Land Acquisition Rate By Foreigners Denies African Farmers of livelihoods – Oxfam

Oct 12, 2011 – Land Acquisition Rate By Foreigners Denies African Farmers of livelihoods – Oxfam

Oxfam GB West Africa says the current trend of acquisition of millions of hectares of agricultural land by foreigners in Africa poses a threat to sustainable livelihood on the continent.

Mr. Mamadou Biteye, the West Africa Regional Director of the organisation, in Abuja on Tuesday, said that foreigners were buying up land in Africa at the expense of agricultural activities.

Biteye made this known at the end of a Media Roundtable for Editors in Abuja, organised by Oxfam, to mark the 2011 World Food Day on October 16.

He said that Oxfam had carried out a research which revealed the sale of millions of hectares

of farmland to foreigners, thereby denying local farmers, especially smallholder farmers, access to land.

“The ongoing land grab is alarming; we have carried out a research which shows that million of hectares have been sold to foreigners.

“This is a paradox because we are seeing a situation whereby most of the food being consumed in the western world will be produced in Africa.

“For example, Kenya exported a lot of food commodities while experiencing food shortages, this development poses a risk for Africa, if nothing is done,” Biteye said.

According to him, the development, coming under the guise of Foreign Direct Investment (FDI), is not in the interest of African populations as such contracts deny the owners of the land access for upwards of 50 to 100 years.

He blamed negotiators of such agreements, including African governments, of looking only at the short-term benefits rather than long-term effects.

“The owners of the land need it but have no means to utilise the land.
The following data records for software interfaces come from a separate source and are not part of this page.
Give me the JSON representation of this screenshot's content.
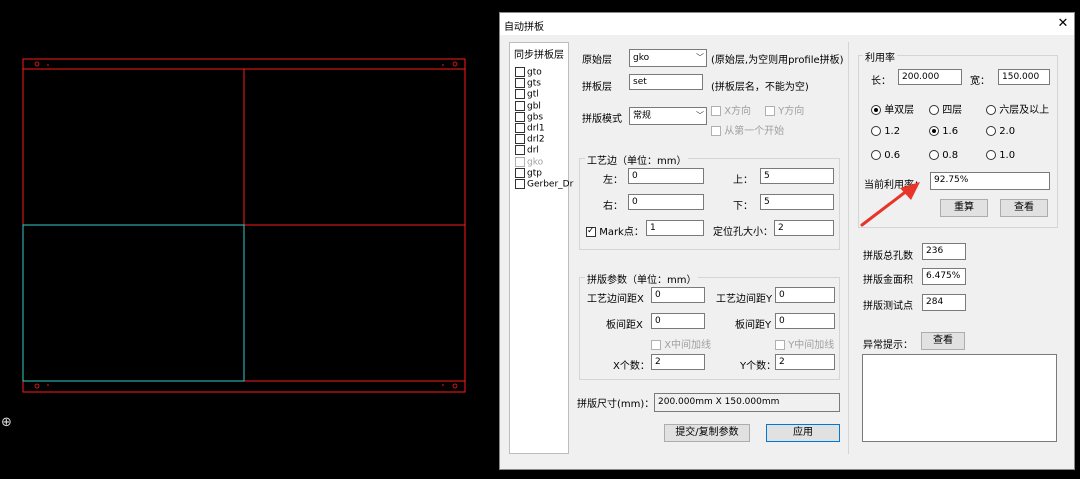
{
  "dialog": {
    "title": "自动拼板",
    "close": "✕"
  },
  "layers": {
    "title": "同步拼板层",
    "items": [
      {
        "name": "gto",
        "enabled": true
      },
      {
        "name": "gts",
        "enabled": true
      },
      {
        "name": "gtl",
        "enabled": true
      },
      {
        "name": "gbl",
        "enabled": true
      },
      {
        "name": "gbs",
        "enabled": true
      },
      {
        "name": "drl1",
        "enabled": true
      },
      {
        "name": "drl2",
        "enabled": true
      },
      {
        "name": "drl",
        "enabled": true
      },
      {
        "name": "gko",
        "enabled": false
      },
      {
        "name": "gtp",
        "enabled": true
      },
      {
        "name": "Gerber_Dr",
        "enabled": true
      }
    ]
  },
  "main": {
    "source_layer_label": "原始层",
    "source_layer_value": "gko",
    "source_layer_hint": "(原始层,为空则用profile拼板)",
    "panel_layer_label": "拼板层",
    "panel_layer_value": "set",
    "panel_layer_hint": "(拼板层名，不能为空)",
    "mode_label": "拼版模式",
    "mode_value": "常规",
    "x_dir": "X方向",
    "y_dir": "Y方向",
    "from_first": "从第一个开始"
  },
  "process_edge": {
    "title": "工艺边（单位：mm）",
    "left_label": "左：",
    "left_value": "0",
    "top_label": "上：",
    "top_value": "5",
    "right_label": "右：",
    "right_value": "0",
    "bottom_label": "下：",
    "bottom_value": "5",
    "mark_label": "Mark点：",
    "mark_value": "1",
    "hole_label": "定位孔大小：",
    "hole_value": "2"
  },
  "panel_params": {
    "title": "拼版参数（单位：mm）",
    "edge_gap_x_label": "工艺边间距X",
    "edge_gap_x_value": "0",
    "edge_gap_y_label": "工艺边间距Y",
    "edge_gap_y_value": "0",
    "board_gap_x_label": "板间距X",
    "board_gap_x_value": "0",
    "board_gap_y_label": "板间距Y",
    "board_gap_y_value": "0",
    "x_mid_line": "X中间加线",
    "y_mid_line": "Y中间加线",
    "x_count_label": "X个数：",
    "x_count_value": "2",
    "y_count_label": "Y个数：",
    "y_count_value": "2"
  },
  "panel_size": {
    "label": "拼版尺寸(mm)：",
    "value": "200.000mm X 150.000mm"
  },
  "buttons": {
    "submit_copy": "提交/复制参数",
    "apply": "应用"
  },
  "utilization": {
    "title": "利用率",
    "length_label": "长：",
    "length_value": "200.000",
    "width_label": "宽：",
    "width_value": "150.000",
    "layers_single": "单双层",
    "layers_four": "四层",
    "layers_six": "六层及以上",
    "t12": "1.2",
    "t16": "1.6",
    "t20": "2.0",
    "t06": "0.6",
    "t08": "0.8",
    "t10": "1.0",
    "current_label": "当前利用率：",
    "current_value": "92.75%",
    "recalc": "重算",
    "view": "查看"
  },
  "stats": {
    "holes_label": "拼版总孔数",
    "holes_value": "236",
    "gold_label": "拼版金面积",
    "gold_value": "6.475%",
    "test_label": "拼版测试点",
    "test_value": "284"
  },
  "abnormal": {
    "label": "异常提示：",
    "view": "查看"
  },
  "colors": {
    "board_outline": "#ff1a1a",
    "selected_outline": "#33cccc",
    "arrow": "#e8352a",
    "default_button_border": "#0078d7"
  }
}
In the bid to attract FDI,

the negotiators look at the short-term gains and they are not looking at contracts which sometimes go beyond 50 years to 100 years.”

The director called for legislation that would give land back to local farmers, noting that smallholder farmers produced between 60 percent and 80 percent of the food consumed in Africa.

Biteye also called for greater investment in agricultural technology, building the capacity of farmers

to make the right decisions and the promotion of modern agriculture in terms of the use of quality seeds, among others.

He disclosed that the objective of the new global “GROW” campaign being implemented by Oxfam and its partners, was to address issues related to the production, consumption and distribution of food as

well as land management, with a view to achieving food justice.

Biteye urged the media to give the issue of agriculture the priority and prominence it deserved by joining the debate on land grabs by foreigners and the sustainable livelihoods of farmers and putting the issues on the front burner. (Daily Times)